Refresh Rate Handling - 23.976 Hz Works!

Readers following our HTPC reviews know by now that Intel's 23 Hz issue was left unresolved in Ivy Bridge. It is definitely better than the Clarkdale days, as users no longer get 24 Hz when setting the display refresh rate to 23 Hz (23.976 Hz intended). However, the accuracy is not enough to prevent a frame drop every 4 minutes or so (the 23 Hz setting results in a display refresh rate of 23.972 Hz in Ivy Bridge). One of the first things I checked after building the Haswell HTPC was the 23 Hz setting. The good news is that the display refresh rate accuracy is excellent.
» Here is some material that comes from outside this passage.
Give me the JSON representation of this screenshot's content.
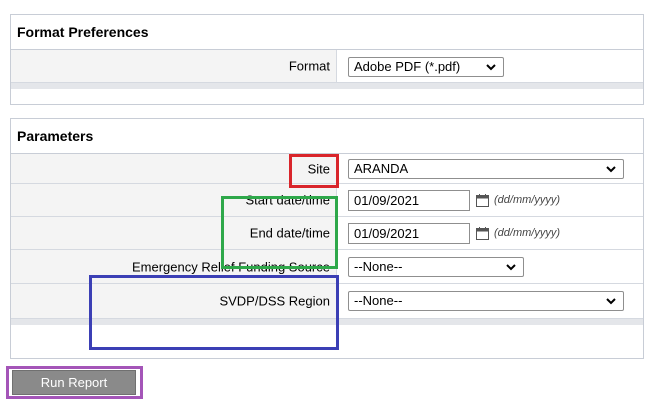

Even better news is that the set of display refresh rates obtained with the Haswell system is more accurate than anything I had obtained before with AMD or NVIDIA cards. The gallery below presents some of the other refresh rates that we tested out. madVR reports frame drops / repeats only once every 6 hours or more in the quiescent state.

Unfortunately, Intel still doesn't provide a way to easily configure custom resolutions (in fact, the latest driver release seems to have removed that option completely. Update: A reader pointed out that the feature is still available as CustomModeApp.exe in the drivers folder, but long time users still miss access to it from the main control panel). I know for a fact that my Sony display (KDL46EX720) does support 25 Hz and 50 Hz refresh rates, but Intel doesn't allow those to be configured. We are willing to cut Intel some slack this time around because they have finally resolved a bug that was reported way back in 2008.

Video Post Processing and HTPC Configuration Options Decoding and Rendering Benchmarks
POST A COMMENT

94 Comments

View All Comments

  • mindbomb - Sunday, June 02, 2013 - link

    The current version of madvr does support dxva native actually. Reply
  • gevorg - Sunday, June 02, 2013 - link

    The near $300 price of i7-4765T is extremely price prohibitive for HTPC use. Majority of users will find AMD's Trinity APUs to be perfect for HTPC job.

    Also, unless Intel handicapped it, you should be able to downclock any i7 Haswell CPU to be near i7-4765T speed/TDP. This is possible with Sandy Bridge and Ivy Bridge chips.
    Reply
  • meacupla - Sunday, June 02, 2013 - link

    the only problem with trinity is the rather limited choice of mITX mobos and rather high power consumption and thermal output, which makes them not ideal for compact HTPCs...

    Although, granted, for $300 for the CPU alone, I'd much rather buy an xboxone or PS4.
    Reply
  • HisDivineOrder - Tuesday, June 04, 2013 - link

    You just listed four problems while saying, "the only problem with trinity." That's the real problem with AMD's options. There's like "one problem" for everyone. Reply
  • Spunjji - Tuesday, June 04, 2013 - link

    Except for those of us for whom there are none, and/or are prepared to live with limitations to not have to shell out $300 on a CPU. Reply
  • vnangia - Sunday, June 02, 2013 - link

    Very true. The SNB low-TDP parts were within spitting distance of their equivalent regular-TDP parts (about $25-50 more), not $200 more. Reply
  • JDG1980 - Sunday, June 02, 2013 - link

    If you can wait six months or so, you're probably going to be better off going with Kaveri. AMD is going to be substantially increasing the GPU power of their APU and switching to a homogenous memory architecture so everything uses GDDR5. What little I've heard (which may not be reliable) seems to indicate that the GPU in Kaveri may be about on par with the discrete 7750. I don't know if they can pull that off, but if they even come close then they will have basically rendered all sub-$100 discrete GPUs obsolete. Reply
  • lmcd - Sunday, June 02, 2013 - link

    Inaccurate. $100 GPUs will have improved by Kaveri's release. And AMD's drivers won't necessarily meet the expectations set here either. Reply
  • medi02 - Monday, June 03, 2013 - link

    This driver FUD is getting old... Reply
  • Spunjji - Tuesday, June 04, 2013 - link

    Very old, but don't expect it to stop. Reply

Log in

Don't have an account? Sign up now